Nonhuman primate model of pertussis.

Warfel JM, Beren J, Kelly VK, Lee G, Merkel TJ


Pertussis is a highly contagious, acute respiratory illness caused by the bacterial pathogen Bordetella pertussis. Despite near universal vaccine coverage, pertussis rates in the U.S. have been steadily rising over the last twenty years. Our failure to comprehend and counteract this important public health concern is in large part due to gaps in our knowledge of the disease and mechanisms of vaccine-mediated protection. Important questions about pertussis pathogenesis and mechanisms of vaccine effectiveness remain unanswered due to the lack of an animal model that replicates the full spectrum of human disease. Because current animal models do not meet these needs, we set out to develop a non-human primate model of pertussis. We inoculated rhesus macaques and olive baboons with wild type B. pertussis strains and evaluated animals for clinical disease. We found that only 25% of rhesus macaques developed pertussis. In contrast, 100% of inoculated baboons developed clinical pertussis. A strong anamnestic response was observed when convalescent baboons were infected six-months following recovery from a primary infection.

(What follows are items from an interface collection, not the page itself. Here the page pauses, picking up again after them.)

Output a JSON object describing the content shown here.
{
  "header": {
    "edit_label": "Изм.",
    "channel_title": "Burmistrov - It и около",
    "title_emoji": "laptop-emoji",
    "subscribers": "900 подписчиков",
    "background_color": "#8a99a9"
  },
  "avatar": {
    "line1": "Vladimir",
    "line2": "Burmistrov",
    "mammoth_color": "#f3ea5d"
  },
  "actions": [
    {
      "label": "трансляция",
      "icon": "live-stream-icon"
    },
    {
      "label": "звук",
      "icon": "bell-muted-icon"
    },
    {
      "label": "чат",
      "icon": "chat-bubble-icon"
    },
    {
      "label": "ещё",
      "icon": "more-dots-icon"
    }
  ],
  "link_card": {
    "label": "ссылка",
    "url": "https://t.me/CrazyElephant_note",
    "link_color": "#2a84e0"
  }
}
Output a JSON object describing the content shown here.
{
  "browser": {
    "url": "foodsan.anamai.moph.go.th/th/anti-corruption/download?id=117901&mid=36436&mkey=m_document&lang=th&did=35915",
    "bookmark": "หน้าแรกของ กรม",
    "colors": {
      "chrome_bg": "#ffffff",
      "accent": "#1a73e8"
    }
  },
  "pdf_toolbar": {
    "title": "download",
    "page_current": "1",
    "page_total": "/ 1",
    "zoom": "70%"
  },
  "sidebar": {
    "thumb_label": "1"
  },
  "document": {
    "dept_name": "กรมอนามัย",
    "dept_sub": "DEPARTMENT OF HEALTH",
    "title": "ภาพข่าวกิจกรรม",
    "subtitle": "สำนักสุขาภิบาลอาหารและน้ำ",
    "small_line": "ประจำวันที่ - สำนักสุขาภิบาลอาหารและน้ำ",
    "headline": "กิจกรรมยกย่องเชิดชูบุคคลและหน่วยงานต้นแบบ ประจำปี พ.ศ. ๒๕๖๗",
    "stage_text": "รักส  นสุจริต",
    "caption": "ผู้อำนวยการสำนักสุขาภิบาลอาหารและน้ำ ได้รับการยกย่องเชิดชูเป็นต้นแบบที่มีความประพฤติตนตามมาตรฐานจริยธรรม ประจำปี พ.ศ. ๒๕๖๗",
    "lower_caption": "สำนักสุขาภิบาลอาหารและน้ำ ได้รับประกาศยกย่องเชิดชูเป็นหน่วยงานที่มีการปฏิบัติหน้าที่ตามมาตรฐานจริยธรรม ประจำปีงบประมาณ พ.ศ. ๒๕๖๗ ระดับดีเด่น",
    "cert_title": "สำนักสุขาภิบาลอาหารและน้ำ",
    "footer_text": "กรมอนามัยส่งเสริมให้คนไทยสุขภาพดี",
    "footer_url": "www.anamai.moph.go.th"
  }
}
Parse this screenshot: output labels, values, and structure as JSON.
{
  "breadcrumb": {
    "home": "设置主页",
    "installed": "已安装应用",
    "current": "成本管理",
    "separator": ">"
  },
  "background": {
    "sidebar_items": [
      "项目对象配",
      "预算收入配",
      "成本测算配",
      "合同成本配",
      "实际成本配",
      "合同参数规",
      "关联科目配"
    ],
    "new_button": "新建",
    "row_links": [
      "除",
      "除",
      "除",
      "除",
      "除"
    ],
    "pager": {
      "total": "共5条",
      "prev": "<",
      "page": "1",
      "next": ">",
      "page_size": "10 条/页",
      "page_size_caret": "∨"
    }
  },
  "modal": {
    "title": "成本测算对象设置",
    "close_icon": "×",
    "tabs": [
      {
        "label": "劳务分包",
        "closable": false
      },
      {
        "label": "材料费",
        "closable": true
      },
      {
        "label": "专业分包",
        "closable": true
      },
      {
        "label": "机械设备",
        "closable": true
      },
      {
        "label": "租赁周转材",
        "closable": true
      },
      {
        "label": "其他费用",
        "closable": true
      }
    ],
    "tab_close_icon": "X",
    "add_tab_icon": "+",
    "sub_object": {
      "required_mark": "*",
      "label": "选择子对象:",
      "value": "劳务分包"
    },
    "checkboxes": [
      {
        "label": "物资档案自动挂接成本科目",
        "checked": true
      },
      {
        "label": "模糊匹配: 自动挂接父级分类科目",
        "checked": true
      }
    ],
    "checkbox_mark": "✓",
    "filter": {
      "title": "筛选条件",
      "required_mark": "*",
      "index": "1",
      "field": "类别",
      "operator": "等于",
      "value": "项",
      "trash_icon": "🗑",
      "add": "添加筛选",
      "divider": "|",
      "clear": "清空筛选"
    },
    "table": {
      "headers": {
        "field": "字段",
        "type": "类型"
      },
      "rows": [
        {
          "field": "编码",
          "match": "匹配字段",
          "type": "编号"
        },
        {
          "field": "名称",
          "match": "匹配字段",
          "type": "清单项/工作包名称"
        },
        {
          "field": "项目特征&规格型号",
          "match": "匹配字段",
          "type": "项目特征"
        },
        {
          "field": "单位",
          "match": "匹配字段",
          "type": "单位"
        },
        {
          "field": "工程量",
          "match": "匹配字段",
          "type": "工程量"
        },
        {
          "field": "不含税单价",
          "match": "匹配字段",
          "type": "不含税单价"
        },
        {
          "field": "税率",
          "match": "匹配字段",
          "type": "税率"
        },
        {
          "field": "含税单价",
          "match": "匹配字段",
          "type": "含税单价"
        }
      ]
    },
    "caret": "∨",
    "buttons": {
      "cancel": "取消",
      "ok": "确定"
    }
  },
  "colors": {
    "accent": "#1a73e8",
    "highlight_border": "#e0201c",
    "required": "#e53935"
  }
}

Our results demonstrate that the baboon provides an excellent model of clinical pertussis allowing researchers to investigate pertussis pathogenesis and disease progression, evaluate currently licensed vaccines and develop improved vaccines and therapeutics.

Category: Journal Article
PubMed ID: #22252879 DOI: 10.1128/IAI.06310-11
Includes FDA Authors from Scientific Area(s): Biologics
Entry Created: 2011-10-04 Entry Last Modified: 2012-08-29